**Exercise description:**
Search the records below for the word "this". Pull out each line that has it.

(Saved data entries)
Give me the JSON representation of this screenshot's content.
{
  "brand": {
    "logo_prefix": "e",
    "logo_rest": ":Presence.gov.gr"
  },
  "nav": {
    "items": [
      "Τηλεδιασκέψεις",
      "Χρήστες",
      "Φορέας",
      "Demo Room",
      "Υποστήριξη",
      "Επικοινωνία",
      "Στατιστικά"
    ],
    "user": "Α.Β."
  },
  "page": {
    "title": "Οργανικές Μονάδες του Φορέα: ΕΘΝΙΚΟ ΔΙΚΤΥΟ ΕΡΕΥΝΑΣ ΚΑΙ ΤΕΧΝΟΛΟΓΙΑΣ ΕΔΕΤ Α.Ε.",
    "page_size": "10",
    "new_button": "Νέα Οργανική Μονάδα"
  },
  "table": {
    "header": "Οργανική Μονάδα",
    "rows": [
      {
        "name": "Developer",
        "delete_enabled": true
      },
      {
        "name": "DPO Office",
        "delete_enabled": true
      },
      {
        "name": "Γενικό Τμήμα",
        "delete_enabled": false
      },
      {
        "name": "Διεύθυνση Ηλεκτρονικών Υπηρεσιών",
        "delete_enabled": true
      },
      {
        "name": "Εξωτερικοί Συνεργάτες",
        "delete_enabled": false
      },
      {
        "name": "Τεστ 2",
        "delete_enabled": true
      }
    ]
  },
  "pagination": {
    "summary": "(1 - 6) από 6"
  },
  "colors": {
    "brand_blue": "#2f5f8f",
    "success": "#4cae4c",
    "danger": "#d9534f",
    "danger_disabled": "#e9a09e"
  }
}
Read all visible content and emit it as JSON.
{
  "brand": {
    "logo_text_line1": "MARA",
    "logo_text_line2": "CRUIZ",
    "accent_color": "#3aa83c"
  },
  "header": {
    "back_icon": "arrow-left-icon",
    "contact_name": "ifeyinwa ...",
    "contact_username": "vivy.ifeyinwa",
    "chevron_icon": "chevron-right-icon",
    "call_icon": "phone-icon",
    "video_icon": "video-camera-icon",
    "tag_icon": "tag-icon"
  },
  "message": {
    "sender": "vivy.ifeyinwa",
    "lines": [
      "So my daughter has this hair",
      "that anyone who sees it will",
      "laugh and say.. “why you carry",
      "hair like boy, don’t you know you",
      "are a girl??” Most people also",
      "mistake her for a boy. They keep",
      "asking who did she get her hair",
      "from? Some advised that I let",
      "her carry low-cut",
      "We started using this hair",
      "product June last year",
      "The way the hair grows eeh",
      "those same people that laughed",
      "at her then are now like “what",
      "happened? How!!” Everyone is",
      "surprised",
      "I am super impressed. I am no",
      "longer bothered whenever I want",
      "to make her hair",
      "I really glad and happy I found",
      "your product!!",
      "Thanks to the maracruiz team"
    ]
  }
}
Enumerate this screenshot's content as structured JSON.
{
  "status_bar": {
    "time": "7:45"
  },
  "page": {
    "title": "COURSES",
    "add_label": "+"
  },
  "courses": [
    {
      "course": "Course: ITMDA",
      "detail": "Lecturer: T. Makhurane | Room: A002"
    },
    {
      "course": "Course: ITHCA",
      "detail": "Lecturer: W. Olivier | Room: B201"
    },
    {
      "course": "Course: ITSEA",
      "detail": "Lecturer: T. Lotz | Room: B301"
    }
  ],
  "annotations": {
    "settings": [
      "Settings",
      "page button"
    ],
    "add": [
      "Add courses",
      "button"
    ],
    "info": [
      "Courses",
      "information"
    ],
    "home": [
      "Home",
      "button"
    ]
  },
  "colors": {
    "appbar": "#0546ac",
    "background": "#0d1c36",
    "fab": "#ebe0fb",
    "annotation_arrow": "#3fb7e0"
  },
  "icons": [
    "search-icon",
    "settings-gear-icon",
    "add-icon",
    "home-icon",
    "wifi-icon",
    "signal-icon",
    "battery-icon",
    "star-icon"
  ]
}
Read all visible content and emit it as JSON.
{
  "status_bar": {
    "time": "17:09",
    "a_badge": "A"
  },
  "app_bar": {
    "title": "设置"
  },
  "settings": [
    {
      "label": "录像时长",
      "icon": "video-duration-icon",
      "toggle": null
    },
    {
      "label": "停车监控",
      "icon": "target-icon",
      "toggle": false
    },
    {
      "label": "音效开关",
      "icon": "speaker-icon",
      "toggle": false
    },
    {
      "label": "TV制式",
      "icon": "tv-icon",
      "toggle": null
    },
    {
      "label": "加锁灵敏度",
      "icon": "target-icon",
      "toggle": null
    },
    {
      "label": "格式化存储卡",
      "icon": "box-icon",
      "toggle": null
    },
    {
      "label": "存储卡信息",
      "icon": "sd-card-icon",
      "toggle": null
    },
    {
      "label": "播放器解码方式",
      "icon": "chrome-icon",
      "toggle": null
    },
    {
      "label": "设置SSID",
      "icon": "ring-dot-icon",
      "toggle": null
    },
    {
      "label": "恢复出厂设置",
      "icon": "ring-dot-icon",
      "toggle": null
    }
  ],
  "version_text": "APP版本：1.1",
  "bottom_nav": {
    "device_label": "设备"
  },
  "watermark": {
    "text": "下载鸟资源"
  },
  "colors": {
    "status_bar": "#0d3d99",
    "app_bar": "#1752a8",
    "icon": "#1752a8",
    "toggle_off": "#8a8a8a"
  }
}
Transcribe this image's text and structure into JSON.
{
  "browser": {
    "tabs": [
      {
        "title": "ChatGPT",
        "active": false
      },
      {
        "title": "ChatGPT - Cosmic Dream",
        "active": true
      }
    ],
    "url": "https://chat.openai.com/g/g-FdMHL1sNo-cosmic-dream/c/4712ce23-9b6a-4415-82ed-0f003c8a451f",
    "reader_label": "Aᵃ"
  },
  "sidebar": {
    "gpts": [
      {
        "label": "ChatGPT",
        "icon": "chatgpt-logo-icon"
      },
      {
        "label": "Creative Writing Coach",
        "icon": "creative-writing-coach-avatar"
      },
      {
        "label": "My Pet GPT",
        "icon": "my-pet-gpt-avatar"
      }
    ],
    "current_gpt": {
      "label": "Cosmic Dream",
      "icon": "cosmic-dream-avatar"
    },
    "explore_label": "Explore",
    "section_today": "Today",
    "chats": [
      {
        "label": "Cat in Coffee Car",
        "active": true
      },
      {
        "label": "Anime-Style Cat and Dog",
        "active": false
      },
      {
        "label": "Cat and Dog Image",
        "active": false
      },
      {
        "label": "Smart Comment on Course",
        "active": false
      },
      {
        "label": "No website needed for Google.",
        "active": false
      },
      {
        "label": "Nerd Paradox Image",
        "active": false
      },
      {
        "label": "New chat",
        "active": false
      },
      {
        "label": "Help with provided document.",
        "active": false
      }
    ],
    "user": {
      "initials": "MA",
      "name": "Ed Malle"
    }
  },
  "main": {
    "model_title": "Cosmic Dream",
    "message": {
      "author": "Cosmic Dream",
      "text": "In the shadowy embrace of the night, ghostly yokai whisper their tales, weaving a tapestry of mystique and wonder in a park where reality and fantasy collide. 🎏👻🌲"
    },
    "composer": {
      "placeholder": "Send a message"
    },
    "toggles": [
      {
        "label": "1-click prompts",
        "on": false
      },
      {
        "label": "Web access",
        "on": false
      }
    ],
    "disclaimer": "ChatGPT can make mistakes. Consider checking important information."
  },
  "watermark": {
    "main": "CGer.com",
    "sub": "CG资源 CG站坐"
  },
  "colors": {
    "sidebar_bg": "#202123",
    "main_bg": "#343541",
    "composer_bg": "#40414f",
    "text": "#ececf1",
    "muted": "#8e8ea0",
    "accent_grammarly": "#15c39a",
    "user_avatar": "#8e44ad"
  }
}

**Task response:**
Give me the JSON representation of this screenshot's content.
      "So my daughter has this hair",
      "We started using this hair",
Enumerate this screenshot's content as structured JSON.
Transcribe this image's text and structure into JSON.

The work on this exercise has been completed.